Yes, that’s right. We somehow convinced Kenny Rogers Roasters to allows us to slow roast our turkey in their giant rotisserie oven. How? That sounds ridiculous? That’s because it is ridiculous. That’d be like me walking into a Boston Market and asking them if I could use their oven to roast my Peking duck. They’d be like, take your raw duck and get the hell out of here. BUT KENNY ROGERS IS GOOD PEOPLE. Oh and it came out fantastic. We managed all the other dressings quite well, but the turkey was beautifully done. All that you see below was done by your’s truly (except the beetcake, that was Roth).

Never give up on Thanksgiving, because Thanksgiving will never give up on you. Next time you’re in Beijing Kenny, hit me up, I owe you one. Until next time.

Finally Settled.

14 09 2010

Wow, a week without a single post. Contrary to what some have suggested…yes, I am still alive and my organs have not been harvested (knock on wood). It’s been a really hectic time here in Beijing, mostly because…


Yeah, finding an apartment is difficult in any metropolitan city, but here in China, there are certain elements that make the process that much more miserable.

1.)I guess first and foremost, we decided that we wanted a pretty legitimate China experience, so finding an apartment in the center of the Central Business District (where future roommate Ben Roth and I work) would certainly prove to be difficult. It’d be easy to shack up in a sterile, expat driven apartment complex, but there’s something to be said about playing cards with your shirtless fat neighbors outside at 1 in the morning that you can’t get in that environment.

2.) With that having been said, there’s no need to sacrifice some of the most basic of creature comforts. I hadn’t had a hot shower for an entire month until last night. The idea of living in a hutong was appealing at first, but then you realize that you’d have to cross the courtyard to use the communal bathroom at night, which during the winter, gets to be somewhere around 10 degrees.

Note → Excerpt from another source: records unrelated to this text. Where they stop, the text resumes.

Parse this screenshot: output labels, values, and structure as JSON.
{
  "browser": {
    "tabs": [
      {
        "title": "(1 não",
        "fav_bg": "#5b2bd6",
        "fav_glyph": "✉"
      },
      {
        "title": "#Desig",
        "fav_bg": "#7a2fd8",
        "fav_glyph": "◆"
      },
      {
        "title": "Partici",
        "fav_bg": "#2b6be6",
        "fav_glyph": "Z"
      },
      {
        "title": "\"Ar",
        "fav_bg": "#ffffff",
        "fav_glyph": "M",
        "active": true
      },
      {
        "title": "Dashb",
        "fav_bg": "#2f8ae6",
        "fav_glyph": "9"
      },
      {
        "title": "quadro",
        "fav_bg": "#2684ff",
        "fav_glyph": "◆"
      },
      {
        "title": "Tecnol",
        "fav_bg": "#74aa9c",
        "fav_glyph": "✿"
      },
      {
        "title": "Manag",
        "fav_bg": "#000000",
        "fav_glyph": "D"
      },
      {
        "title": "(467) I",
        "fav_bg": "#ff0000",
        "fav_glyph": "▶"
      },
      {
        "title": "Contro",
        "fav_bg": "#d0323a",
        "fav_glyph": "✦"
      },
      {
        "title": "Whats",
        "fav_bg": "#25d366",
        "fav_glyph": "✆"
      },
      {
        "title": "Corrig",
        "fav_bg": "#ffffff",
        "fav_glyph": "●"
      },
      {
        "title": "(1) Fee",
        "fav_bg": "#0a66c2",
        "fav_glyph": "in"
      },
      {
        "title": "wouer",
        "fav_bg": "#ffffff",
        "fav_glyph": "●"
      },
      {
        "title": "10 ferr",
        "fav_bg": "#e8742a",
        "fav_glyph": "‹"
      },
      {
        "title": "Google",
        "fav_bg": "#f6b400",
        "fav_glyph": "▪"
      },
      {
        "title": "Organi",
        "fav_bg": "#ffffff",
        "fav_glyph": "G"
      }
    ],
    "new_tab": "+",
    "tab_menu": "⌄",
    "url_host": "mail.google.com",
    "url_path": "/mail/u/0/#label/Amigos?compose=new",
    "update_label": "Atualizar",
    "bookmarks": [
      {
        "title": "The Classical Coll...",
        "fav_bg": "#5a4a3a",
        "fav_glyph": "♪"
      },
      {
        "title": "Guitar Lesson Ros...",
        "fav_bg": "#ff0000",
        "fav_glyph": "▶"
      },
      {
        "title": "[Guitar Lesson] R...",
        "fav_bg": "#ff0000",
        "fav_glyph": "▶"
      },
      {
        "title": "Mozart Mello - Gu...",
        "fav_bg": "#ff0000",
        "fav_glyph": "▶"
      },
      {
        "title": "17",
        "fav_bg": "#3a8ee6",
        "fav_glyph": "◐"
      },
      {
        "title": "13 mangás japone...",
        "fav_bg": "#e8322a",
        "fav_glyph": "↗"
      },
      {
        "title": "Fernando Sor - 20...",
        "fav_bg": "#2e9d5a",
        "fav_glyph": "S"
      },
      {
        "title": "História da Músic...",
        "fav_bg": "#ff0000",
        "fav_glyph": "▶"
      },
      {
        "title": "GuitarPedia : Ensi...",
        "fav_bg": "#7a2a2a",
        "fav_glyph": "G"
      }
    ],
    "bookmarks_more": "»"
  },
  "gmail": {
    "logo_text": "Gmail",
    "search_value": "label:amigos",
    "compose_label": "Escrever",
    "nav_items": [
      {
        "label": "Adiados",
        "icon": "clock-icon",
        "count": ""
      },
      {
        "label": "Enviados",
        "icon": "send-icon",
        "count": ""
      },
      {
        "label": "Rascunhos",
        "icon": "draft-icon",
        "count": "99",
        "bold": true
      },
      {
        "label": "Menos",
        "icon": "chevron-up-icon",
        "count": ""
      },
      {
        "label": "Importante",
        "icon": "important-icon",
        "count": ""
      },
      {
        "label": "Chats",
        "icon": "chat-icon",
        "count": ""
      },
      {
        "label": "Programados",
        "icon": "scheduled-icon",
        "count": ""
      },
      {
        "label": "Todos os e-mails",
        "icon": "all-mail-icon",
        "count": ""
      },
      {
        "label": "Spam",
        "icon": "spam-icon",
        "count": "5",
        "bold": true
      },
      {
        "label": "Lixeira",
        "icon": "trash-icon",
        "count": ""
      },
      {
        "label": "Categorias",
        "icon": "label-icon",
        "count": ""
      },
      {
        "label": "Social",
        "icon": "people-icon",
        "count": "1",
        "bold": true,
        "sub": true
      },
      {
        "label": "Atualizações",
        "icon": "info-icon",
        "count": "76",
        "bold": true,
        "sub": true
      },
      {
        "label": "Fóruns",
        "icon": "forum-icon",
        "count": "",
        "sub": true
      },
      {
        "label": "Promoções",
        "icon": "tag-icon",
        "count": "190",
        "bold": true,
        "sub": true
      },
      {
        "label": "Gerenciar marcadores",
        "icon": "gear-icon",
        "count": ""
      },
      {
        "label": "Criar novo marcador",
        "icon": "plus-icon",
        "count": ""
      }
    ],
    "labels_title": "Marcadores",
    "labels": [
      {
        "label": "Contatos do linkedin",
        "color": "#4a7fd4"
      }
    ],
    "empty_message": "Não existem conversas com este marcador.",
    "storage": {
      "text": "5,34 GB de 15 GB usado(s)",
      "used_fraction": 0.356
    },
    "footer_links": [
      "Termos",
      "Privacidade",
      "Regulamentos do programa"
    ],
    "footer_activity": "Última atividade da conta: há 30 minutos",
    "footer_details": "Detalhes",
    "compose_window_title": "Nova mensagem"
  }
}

3.) There is no rhyme or reason, or anything closely resembling better business practices, when it comes to real estate here. You want to charge me money just to show me a place? You want me to pay…a year’s rent upfront on the spot? Wait, you’re not giving me the apartment because we’re…from America? The ACLU would have a fucking riot with some of the stuff we’ve had to deal with.

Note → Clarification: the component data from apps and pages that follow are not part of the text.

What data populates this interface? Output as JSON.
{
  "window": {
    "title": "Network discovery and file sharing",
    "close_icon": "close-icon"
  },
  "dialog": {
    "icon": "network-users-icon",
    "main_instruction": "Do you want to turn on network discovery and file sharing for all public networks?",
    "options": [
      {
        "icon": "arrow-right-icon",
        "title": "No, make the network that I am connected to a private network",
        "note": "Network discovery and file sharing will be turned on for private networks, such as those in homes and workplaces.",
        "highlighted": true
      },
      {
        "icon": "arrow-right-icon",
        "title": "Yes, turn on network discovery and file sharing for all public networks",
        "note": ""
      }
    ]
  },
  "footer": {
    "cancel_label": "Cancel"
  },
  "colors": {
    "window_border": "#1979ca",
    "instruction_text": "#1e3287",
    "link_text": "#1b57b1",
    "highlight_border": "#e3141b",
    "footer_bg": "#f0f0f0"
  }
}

But anyway, Ben and I finally found the apartment that I will be calling home now for a very very long time. Recently refurbished with brand new appliances. Arguably in the top 20 cleanest apartments I’ve seen here in China. It’s not but a 10 minute walk from work, and there are at least a dozen restaurants downstairs that feature all sorts of cuisines from all over China, and I gather that most of them stay open until a solid 3 in the morning. I’ll add pictures to the next post, as I’ve yet to officially move in all of my stuff yet.

But this is phillipinbeijing, so of course there’s going to be at least ONE picture. Behold, the world’s largest high definition television.

The next two weeks are going to be absolutely wild. Comrade Michael Horrell will be coming from Seoul to spend a few days here in Beijing, and then we’ll both be returning to Seoul where I’ll be for about five days. Afterwards, we hit Chinese National Holiday, where we’ll be taking a 3 days excursion to ________ in China (tba), then up to Tianjin for a United Nations climate conference, and then down to Shanghai to see family/good friend’s wedding. I give myself a 30% chance of survival. Until next time.



27 07 2010

Less than 24 hours from now, I’ll be on plane to Beijing, in what could possibly be the next two years of my life. Post collegiate life has been pretty fantastic thus far, but I’ve also been doing absolutely nothing. In light of the upcoming life upheaval, the past few weeks have been spent absorbing as much pure American goodness as I possibly could, which in the South mostly means eating fried meat with a side of vegetables cooked in meat.

I hope to use this as a way to keep a record of some of the more eventful things that happen. Why? Because China is a WEIRD PLACE. Like, a really WEIRD PLACE. But I hope its also a way to keep touch with more familiar things in life, so please frequent often and subscribe for convenience.

So from here

to here

Bring on the smog, the subways, and those little scorpions on sticks.